Posted on Thursday 21 March 2013
Action Medical Research for Children have awarded £149,374 for research into developing a special stent to treat congenital heart disease in children.
Congenital heart disease is one of the most common and important birth defects in children, however the current treatments available often lead to complications and further operations later in life.
The grant has been awarded to doctors and researchers at Evelina Children’s Hospital, The Royal Free Hospital, and University College London.
Devices called stents are commonly used by surgeons in the treatment of conditions such as congenital heart disease. A slender tube (stent) can be inserted into blood vessels to provide support like a scaffold. This helps to keep the vessel open improving blood flow.
Stents can be made from different materials and coated stents have a thin surface covering. There are a number of limitations and complications in using these devices in children, such as rupturing of blood vessels during implantation, clot formation and a mismatch in the diameter of the implant and vessel after a few years due to growth of the child. Current PTFE-covered stents have a high rate of blockage due to the materials and have low expandability, which results in clinical complications and repair procedures as the child grows.

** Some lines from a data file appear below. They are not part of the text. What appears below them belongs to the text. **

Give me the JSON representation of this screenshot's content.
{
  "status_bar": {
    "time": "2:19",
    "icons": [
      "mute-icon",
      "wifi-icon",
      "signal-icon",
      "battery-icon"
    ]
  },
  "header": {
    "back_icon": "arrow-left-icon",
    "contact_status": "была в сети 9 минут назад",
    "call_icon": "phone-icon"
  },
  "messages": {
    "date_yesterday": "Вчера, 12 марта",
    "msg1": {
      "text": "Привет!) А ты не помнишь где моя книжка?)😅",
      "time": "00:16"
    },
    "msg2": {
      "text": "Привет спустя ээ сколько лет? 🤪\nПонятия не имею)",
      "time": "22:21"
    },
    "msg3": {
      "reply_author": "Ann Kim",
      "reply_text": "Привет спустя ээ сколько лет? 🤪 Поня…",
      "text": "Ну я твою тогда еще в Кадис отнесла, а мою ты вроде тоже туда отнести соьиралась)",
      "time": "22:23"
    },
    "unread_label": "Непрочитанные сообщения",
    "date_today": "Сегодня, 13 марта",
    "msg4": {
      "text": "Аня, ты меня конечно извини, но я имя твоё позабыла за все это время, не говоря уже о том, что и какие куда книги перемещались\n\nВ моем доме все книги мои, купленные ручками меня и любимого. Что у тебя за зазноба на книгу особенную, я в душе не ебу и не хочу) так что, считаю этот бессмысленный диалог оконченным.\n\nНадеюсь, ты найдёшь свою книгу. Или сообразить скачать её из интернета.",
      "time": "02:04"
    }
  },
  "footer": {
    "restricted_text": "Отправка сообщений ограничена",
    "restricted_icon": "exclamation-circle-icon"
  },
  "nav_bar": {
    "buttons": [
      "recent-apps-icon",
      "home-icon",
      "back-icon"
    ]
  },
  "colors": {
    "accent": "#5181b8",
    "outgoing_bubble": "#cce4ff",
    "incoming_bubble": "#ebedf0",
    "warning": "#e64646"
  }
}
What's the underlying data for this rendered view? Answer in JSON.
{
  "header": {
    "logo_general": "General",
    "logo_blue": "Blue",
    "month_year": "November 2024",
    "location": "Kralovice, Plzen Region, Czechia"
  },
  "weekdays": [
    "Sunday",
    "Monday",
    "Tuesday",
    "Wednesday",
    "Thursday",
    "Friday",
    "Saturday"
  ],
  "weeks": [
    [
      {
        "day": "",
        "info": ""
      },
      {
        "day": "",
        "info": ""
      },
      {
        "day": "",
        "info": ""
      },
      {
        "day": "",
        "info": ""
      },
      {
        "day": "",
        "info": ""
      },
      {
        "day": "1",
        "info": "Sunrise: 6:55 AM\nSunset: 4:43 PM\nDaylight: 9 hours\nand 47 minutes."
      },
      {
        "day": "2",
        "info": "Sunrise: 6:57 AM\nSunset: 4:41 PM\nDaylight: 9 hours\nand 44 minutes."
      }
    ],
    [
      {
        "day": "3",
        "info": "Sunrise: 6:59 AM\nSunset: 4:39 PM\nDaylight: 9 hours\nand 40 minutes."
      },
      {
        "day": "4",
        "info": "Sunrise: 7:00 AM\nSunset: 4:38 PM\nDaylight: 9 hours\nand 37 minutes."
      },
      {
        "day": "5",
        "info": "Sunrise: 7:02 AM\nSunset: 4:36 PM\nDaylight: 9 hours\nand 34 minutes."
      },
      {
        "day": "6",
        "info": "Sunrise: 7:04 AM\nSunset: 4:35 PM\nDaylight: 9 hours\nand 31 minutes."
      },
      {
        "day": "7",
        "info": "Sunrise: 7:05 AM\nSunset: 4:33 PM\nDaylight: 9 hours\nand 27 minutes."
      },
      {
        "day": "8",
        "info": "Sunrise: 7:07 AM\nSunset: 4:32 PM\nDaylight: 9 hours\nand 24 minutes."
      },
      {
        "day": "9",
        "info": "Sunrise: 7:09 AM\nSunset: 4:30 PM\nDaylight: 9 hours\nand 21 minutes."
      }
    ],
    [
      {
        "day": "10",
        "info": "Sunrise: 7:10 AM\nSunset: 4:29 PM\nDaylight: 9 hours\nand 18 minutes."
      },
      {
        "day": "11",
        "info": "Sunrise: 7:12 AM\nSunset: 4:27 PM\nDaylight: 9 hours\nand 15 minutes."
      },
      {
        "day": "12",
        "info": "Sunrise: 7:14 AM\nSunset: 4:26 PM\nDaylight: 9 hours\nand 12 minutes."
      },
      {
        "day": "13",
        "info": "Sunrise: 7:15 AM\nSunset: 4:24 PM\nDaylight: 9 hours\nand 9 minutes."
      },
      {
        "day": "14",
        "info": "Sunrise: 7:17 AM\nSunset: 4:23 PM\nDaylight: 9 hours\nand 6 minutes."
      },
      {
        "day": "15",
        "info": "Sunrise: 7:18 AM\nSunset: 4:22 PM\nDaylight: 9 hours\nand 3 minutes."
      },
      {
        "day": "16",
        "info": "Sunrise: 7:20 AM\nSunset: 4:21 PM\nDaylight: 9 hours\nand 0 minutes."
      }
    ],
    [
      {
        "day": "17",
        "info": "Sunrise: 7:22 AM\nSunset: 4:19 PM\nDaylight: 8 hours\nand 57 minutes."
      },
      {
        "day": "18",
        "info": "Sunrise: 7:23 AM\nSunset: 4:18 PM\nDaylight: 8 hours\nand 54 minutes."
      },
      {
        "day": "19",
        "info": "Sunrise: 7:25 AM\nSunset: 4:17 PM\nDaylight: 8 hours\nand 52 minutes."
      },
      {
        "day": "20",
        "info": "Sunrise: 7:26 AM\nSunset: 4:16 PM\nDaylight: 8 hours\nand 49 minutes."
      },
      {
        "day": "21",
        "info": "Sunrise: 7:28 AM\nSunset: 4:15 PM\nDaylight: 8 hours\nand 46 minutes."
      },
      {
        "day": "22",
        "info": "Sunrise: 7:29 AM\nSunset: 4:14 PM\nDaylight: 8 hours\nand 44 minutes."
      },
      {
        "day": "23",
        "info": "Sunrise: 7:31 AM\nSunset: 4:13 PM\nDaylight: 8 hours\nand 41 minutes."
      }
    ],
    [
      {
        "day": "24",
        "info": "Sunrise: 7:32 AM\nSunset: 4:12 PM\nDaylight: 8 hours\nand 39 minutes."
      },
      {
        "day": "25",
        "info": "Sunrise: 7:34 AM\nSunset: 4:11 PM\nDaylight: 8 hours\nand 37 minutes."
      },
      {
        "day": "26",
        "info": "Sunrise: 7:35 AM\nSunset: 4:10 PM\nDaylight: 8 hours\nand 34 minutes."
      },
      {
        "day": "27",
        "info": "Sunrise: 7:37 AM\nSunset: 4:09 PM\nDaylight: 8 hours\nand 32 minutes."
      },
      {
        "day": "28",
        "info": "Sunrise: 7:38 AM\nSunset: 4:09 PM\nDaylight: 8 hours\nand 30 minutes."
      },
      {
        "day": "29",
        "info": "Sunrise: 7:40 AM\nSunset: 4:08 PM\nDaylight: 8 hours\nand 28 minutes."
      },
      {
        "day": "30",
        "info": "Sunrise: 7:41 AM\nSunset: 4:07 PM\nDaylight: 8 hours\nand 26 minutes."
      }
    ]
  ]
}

The research aims to develop a covered stent specifically tailored for children with congenital heart disease. Their aim is to replace the current stents with a novel re-expandable covered stent.
Cardiac surgery at the Evelina Children’s Hospital was recently rated highest in the country for safety.